▸ Description of the task: Output all of the data exactly, keeping any images out of the copy.

▸ Material shown:
__________________________________________________
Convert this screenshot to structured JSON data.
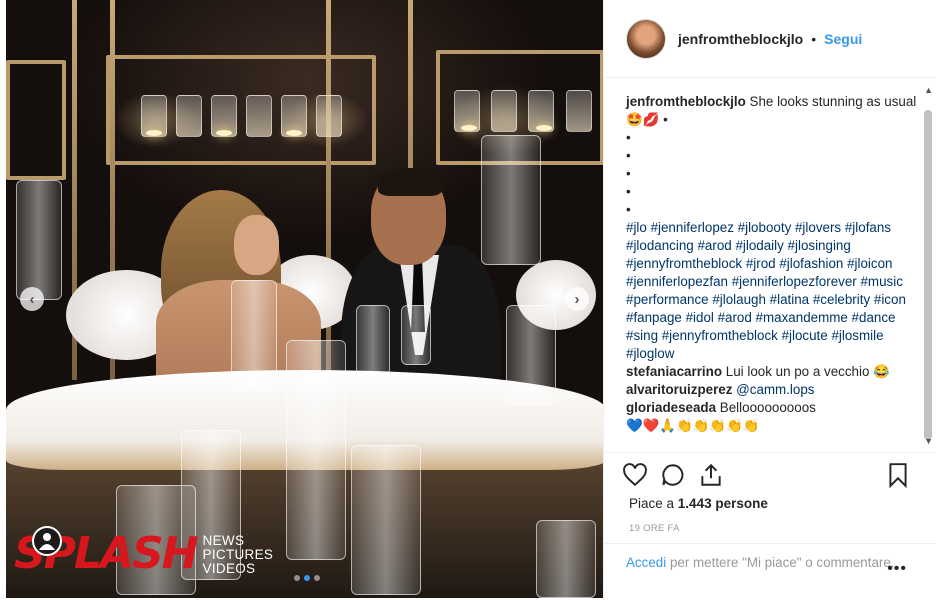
{
  "post": {
    "username": "jenfromtheblockjlo",
    "separator": "•",
    "follow_label": "Segui",
    "avatar_icon": "profile-avatar"
  },
  "caption": {
    "username": "jenfromtheblockjlo",
    "text": "She looks stunning as usual 🤩💋 •",
    "bullets": [
      "•",
      "•",
      "•",
      "•",
      "•"
    ],
    "hashtags": "#jlo #jenniferlopez #jlobooty #jlovers #jlofans #jlodancing #arod #jlodaily #jlosinging #jennyfromtheblock #jrod #jlofashion #jloicon #jenniferlopezfan #jenniferlopezforever #music #performance #jlolaugh #latina #celebrity #icon #fanpage #idol #arod #maxandemme #dance #sing #jennyfromtheblock #jlocute #jlosmile #jloglow"
  },
  "comments": [
    {
      "user": "stefaniacarrino",
      "text": "Lui look un po a vecchio 😂",
      "mention": ""
    },
    {
      "user": "alvaritoruizperez",
      "text": "",
      "mention": "@camm.lops"
    },
    {
      "user": "gloriadeseada",
      "text": "Bellooooooooos",
      "mention": ""
    },
    {
      "user": "",
      "text": "💙❤️🙏👏👏👏👏👏",
      "mention": ""
    }
  ],
  "likes": {
    "prefix": "Piace a",
    "count": "1.443",
    "suffix": "persone"
  },
  "time": "19 ORE FA",
  "login": {
    "link": "Accedi",
    "text": "per mettere \"Mi piace\" o commentare."
  },
  "more_label": "•••",
  "watermark": {
    "brand": "SPLASH",
    "lines": [
      "NEWS",
      "PICTURES",
      "VIDEOS"
    ]
  },
  "carousel": {
    "prev": "‹",
    "next": "›",
    "slide_count": 3,
    "active_slide": 1
  },
  "colors": {
    "link": "#3897f0",
    "hashtag": "#003569",
    "watermark_red": "#d6171e"
  }
}
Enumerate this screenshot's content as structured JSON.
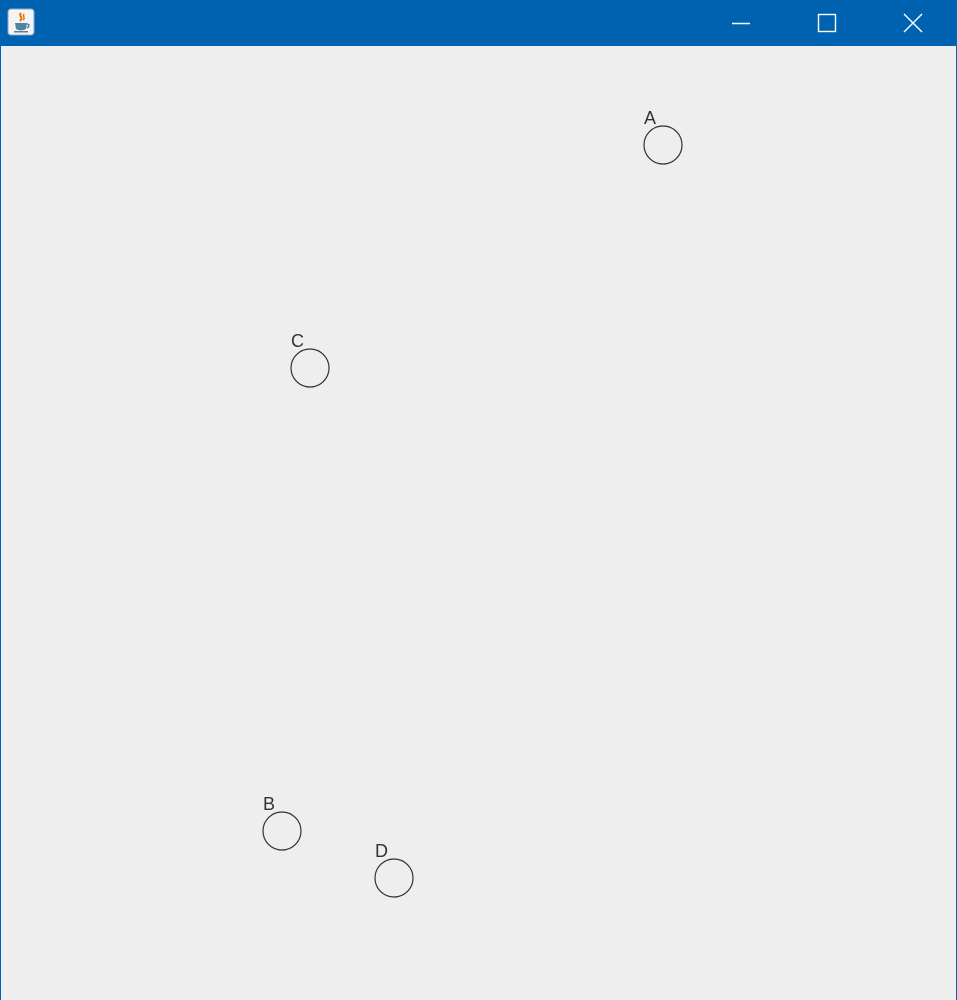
{
  "window": {
    "title": "",
    "icon": "java-cup-icon",
    "controls": {
      "minimize": "minimize-icon",
      "maximize": "maximize-icon",
      "close": "close-icon"
    }
  },
  "colors": {
    "titlebar": "#0063b1",
    "canvas_background": "#eeeeee",
    "stroke": "#333333"
  },
  "nodes": [
    {
      "label": "A"
    },
    {
      "label": "C"
    },
    {
      "label": "B"
    },
    {
      "label": "D"
    }
  ]
}
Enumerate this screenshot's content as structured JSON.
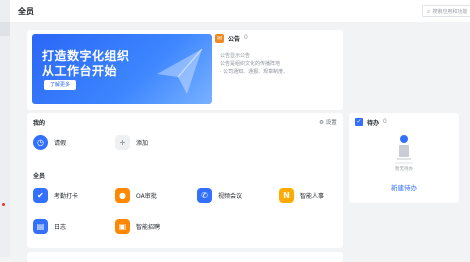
{
  "topbar": {
    "title": "全员",
    "search_placeholder": "搜索应用和功能"
  },
  "banner": {
    "line1": "打造数字化组织",
    "line2": "从工作台开始",
    "button": "了解更多"
  },
  "notice": {
    "title": "公告",
    "count": "0",
    "lines": [
      "公告显示公告",
      "公告是组织文化的传播阵地",
      "· 公司通知、通报、规章制度、"
    ]
  },
  "apps": {
    "mine_label": "我的",
    "settings_label": "设置",
    "mine": [
      {
        "label": "请假",
        "icon": "clock-icon",
        "color": "#3370ff"
      },
      {
        "label": "添加",
        "icon": "plus-icon",
        "color": "#eff0f1"
      }
    ],
    "all_label": "全员",
    "all": [
      {
        "label": "考勤打卡",
        "icon": "location-check-icon",
        "color": "#3370ff"
      },
      {
        "label": "OA审批",
        "icon": "person-approve-icon",
        "color": "#ff8800"
      },
      {
        "label": "视频会议",
        "icon": "phone-icon",
        "color": "#3370ff"
      },
      {
        "label": "智能人事",
        "icon": "n-icon",
        "color": "#ffaa00"
      },
      {
        "label": "日志",
        "icon": "document-icon",
        "color": "#3370ff"
      },
      {
        "label": "智能招聘",
        "icon": "briefcase-icon",
        "color": "#ff8800"
      }
    ]
  },
  "todo": {
    "title": "待办",
    "count": "0",
    "empty": "暂无待办",
    "new_button": "新建待办"
  },
  "colors": {
    "accent": "#3370ff",
    "orange": "#ff8800",
    "background": "#f2f3f5"
  }
}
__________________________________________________
▸ Task output:
Convert this screenshot to structured JSON data.
{
  "post": {
    "username": "jenfromtheblockjlo",
    "separator": "•",
    "follow_label": "Segui",
    "avatar_icon": "profile-avatar"
  },
  "caption": {
    "username": "jenfromtheblockjlo",
    "text": "She looks stunning as usual 🤩💋 •",
    "bullets": [
      "•",
      "•",
      "•",
      "•",
      "•"
    ],
    "hashtags": "#jlo #jenniferlopez #jlobooty #jlovers #jlofans #jlodancing #arod #jlodaily #jlosinging #jennyfromtheblock #jrod #jlofashion #jloicon #jenniferlopezfan #jenniferlopezforever #music #performance #jlolaugh #latina #celebrity #icon #fanpage #idol #arod #maxandemme #dance #sing #jennyfromtheblock #jlocute #jlosmile #jloglow"
  },
  "comments": [
    {
      "user": "stefaniacarrino",
      "text": "Lui look un po a vecchio 😂",
      "mention": ""
    },
    {
      "user": "alvaritoruizperez",
      "text": "",
      "mention": "@camm.lops"
    },
    {
      "user": "gloriadeseada",
      "text": "Bellooooooooos",
      "mention": ""
    },
    {
      "user": "",
      "text": "💙❤️🙏👏👏👏👏👏",
      "mention": ""
    }
  ],
  "likes": {
    "prefix": "Piace a",
    "count": "1.443",
    "suffix": "persone"
  },
  "time": "19 ORE FA",
  "login": {
    "link": "Accedi",
    "text": "per mettere \"Mi piace\" o commentare."
  },
  "more_label": "•••",
  "watermark": {
    "brand": "SPLASH",
    "lines": [
      "NEWS",
      "PICTURES",
      "VIDEOS"
    ]
  },
  "carousel": {
    "prev": "‹",
    "next": "›",
    "slide_count": 3,
    "active_slide": 1
  },
  "colors": {
    "link": "#3897f0",
    "hashtag": "#003569",
    "watermark_red": "#d6171e"
  }
}
Enumerate this screenshot's content as structured JSON.
{
  "window": {
    "title": "",
    "icon": "java-cup-icon",
    "controls": {
      "minimize": "minimize-icon",
      "maximize": "maximize-icon",
      "close": "close-icon"
    }
  },
  "colors": {
    "titlebar": "#0063b1",
    "canvas_background": "#eeeeee",
    "stroke": "#333333"
  },
  "nodes": [
    {
      "label": "A"
    },
    {
      "label": "C"
    },
    {
      "label": "B"
    },
    {
      "label": "D"
    }
  ]
}
Enumerate this screenshot's content as structured JSON.
{
  "topbar": {
    "title": "全员",
    "search_placeholder": "搜索应用和功能"
  },
  "banner": {
    "line1": "打造数字化组织",
    "line2": "从工作台开始",
    "button": "了解更多"
  },
  "notice": {
    "title": "公告",
    "count": "0",
    "lines": [
      "公告显示公告",
      "公告是组织文化的传播阵地",
      "· 公司通知、通报、规章制度、"
    ]
  },
  "apps": {
    "mine_label": "我的",
    "settings_label": "设置",
    "mine": [
      {
        "label": "请假",
        "icon": "clock-icon",
        "color": "#3370ff"
      },
      {
        "label": "添加",
        "icon": "plus-icon",
        "color": "#eff0f1"
      }
    ],
    "all_label": "全员",
    "all": [
      {
        "label": "考勤打卡",
        "icon": "location-check-icon",
        "color": "#3370ff"
      },
      {
        "label": "OA审批",
        "icon": "person-approve-icon",
        "color": "#ff8800"
      },
      {
        "label": "视频会议",
        "icon": "phone-icon",
        "color": "#3370ff"
      },
      {
        "label": "智能人事",
        "icon": "n-icon",
        "color": "#ffaa00"
      },
      {
        "label": "日志",
        "icon": "document-icon",
        "color": "#3370ff"
      },
      {
        "label": "智能招聘",
        "icon": "briefcase-icon",
        "color": "#ff8800"
      }
    ]
  },
  "todo": {
    "title": "待办",
    "count": "0",
    "empty": "暂无待办",
    "new_button": "新建待办"
  },
  "colors": {
    "accent": "#3370ff",
    "orange": "#ff8800",
    "background": "#f2f3f5"
  }
}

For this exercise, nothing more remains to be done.